> [Material supplied]
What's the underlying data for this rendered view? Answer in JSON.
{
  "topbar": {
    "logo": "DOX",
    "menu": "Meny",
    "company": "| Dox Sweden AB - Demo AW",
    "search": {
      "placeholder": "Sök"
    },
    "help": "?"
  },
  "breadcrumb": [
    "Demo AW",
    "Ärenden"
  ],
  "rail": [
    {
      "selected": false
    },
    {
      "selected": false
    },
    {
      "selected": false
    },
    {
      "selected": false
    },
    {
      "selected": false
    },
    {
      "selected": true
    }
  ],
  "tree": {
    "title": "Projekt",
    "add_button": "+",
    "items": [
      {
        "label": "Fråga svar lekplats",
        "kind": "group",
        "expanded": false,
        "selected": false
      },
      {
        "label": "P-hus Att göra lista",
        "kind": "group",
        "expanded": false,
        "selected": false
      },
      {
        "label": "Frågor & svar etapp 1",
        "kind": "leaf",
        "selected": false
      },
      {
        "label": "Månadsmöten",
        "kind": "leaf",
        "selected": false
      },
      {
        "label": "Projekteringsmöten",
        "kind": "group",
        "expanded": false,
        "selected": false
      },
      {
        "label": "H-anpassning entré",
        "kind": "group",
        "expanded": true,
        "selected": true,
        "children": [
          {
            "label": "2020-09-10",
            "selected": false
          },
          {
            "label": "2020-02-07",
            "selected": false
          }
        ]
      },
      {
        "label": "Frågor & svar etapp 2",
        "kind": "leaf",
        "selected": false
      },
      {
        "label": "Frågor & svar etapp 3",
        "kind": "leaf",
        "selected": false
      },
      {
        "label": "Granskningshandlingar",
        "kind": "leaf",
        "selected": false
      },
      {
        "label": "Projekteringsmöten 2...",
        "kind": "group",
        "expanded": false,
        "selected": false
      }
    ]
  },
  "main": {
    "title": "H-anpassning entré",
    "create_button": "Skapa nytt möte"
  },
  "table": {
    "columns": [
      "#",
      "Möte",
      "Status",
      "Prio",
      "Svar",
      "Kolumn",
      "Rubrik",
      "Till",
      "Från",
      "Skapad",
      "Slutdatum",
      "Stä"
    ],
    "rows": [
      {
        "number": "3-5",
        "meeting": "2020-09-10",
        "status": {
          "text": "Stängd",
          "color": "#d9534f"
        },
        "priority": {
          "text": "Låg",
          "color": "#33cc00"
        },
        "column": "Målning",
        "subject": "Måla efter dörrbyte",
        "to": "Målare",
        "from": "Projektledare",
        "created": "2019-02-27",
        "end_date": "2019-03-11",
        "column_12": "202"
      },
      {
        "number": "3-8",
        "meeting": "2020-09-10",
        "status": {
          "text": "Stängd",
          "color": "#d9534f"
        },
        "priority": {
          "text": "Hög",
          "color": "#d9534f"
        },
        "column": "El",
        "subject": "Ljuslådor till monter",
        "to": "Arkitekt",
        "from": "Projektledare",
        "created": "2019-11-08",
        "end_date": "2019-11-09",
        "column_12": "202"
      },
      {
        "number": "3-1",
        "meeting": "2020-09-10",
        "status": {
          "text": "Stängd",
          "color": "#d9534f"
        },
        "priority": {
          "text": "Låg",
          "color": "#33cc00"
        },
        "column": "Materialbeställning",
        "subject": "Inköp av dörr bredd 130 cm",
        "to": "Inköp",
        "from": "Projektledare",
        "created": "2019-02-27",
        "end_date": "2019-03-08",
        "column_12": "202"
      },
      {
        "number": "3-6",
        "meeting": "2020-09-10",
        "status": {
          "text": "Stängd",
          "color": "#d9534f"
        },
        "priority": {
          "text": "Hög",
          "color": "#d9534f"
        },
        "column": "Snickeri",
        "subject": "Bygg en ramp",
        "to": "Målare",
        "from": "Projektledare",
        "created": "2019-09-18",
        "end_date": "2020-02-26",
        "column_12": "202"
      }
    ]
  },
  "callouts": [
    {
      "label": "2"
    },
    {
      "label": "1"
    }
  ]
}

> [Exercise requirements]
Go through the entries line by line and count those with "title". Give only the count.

> [Exercise result]
2